Task statement
All entries should be copied exactly; the pictures stay out.

:::::

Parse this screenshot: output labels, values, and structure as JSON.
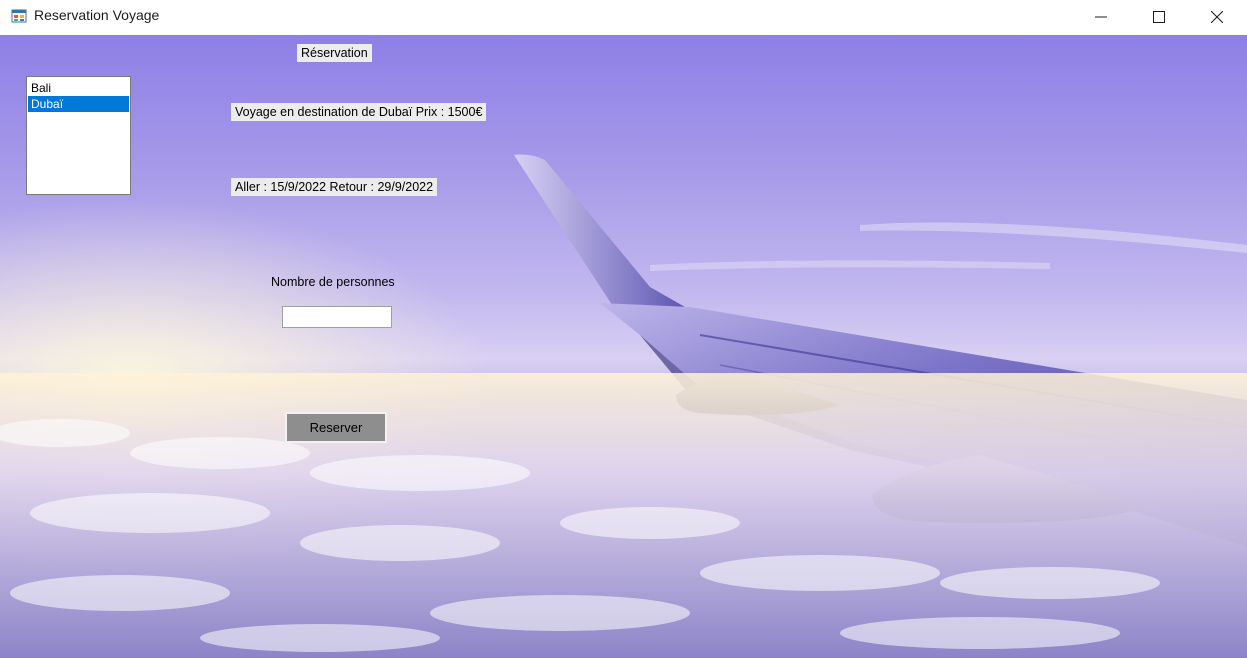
{
  "window": {
    "title": "Reservation Voyage"
  },
  "destinations": {
    "items": [
      "Bali",
      "Dubaï"
    ],
    "selected": "Dubaï"
  },
  "labels": {
    "heading": "Réservation",
    "trip_info": "Voyage en destination de Dubaï Prix : 1500€",
    "dates": "Aller : 15/9/2022 Retour : 29/9/2022",
    "persons_label": "Nombre de personnes"
  },
  "form": {
    "persons_value": "",
    "reserve_button": "Reserver"
  },
  "colors": {
    "selection": "#0078d7"
  }
}
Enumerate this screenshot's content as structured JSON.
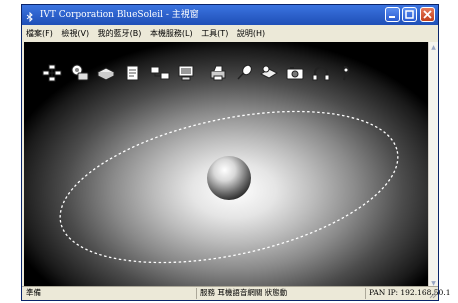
{
  "window": {
    "title": "IVT Corporation BlueSoleil - 主視窗"
  },
  "menu": {
    "items": [
      "檔案(F)",
      "檢視(V)",
      "我的藍牙(B)",
      "本機服務(L)",
      "工具(T)",
      "說明(H)"
    ]
  },
  "toolbar_services": [
    {
      "name": "network-service-icon"
    },
    {
      "name": "dialup-service-icon"
    },
    {
      "name": "fax-service-icon"
    },
    {
      "name": "file-transfer-service-icon"
    },
    {
      "name": "lan-access-service-icon"
    },
    {
      "name": "serial-port-service-icon"
    },
    {
      "name": "printer-service-icon"
    },
    {
      "name": "hid-service-icon"
    },
    {
      "name": "sync-service-icon"
    },
    {
      "name": "camera-service-icon"
    },
    {
      "name": "headset-service-icon"
    },
    {
      "name": "audio-gateway-service-icon"
    }
  ],
  "status": {
    "left": "準備",
    "middle": "服務 耳機語音網關 狀態動",
    "right": "PAN IP: 192.168.50.1"
  }
}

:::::

Exercise response
Parse this screenshot: output labels, values, and structure as JSON.
{
  "window": {
    "title": "Reservation Voyage"
  },
  "destinations": {
    "items": [
      "Bali",
      "Dubaï"
    ],
    "selected": "Dubaï"
  },
  "labels": {
    "heading": "Réservation",
    "trip_info": "Voyage en destination de Dubaï Prix : 1500€",
    "dates": "Aller : 15/9/2022 Retour : 29/9/2022",
    "persons_label": "Nombre de personnes"
  },
  "form": {
    "persons_value": "",
    "reserve_button": "Reserver"
  },
  "colors": {
    "selection": "#0078d7"
  }
}
Enumerate this screenshot's content as structured JSON.
{
  "window": {
    "title": "IVT Corporation BlueSoleil - 主視窗"
  },
  "menu": {
    "items": [
      "檔案(F)",
      "檢視(V)",
      "我的藍牙(B)",
      "本機服務(L)",
      "工具(T)",
      "說明(H)"
    ]
  },
  "toolbar_services": [
    {
      "name": "network-service-icon"
    },
    {
      "name": "dialup-service-icon"
    },
    {
      "name": "fax-service-icon"
    },
    {
      "name": "file-transfer-service-icon"
    },
    {
      "name": "lan-access-service-icon"
    },
    {
      "name": "serial-port-service-icon"
    },
    {
      "name": "printer-service-icon"
    },
    {
      "name": "hid-service-icon"
    },
    {
      "name": "sync-service-icon"
    },
    {
      "name": "camera-service-icon"
    },
    {
      "name": "headset-service-icon"
    },
    {
      "name": "audio-gateway-service-icon"
    }
  ],
  "status": {
    "left": "準備",
    "middle": "服務 耳機語音網關 狀態動",
    "right": "PAN IP: 192.168.50.1"
  }
}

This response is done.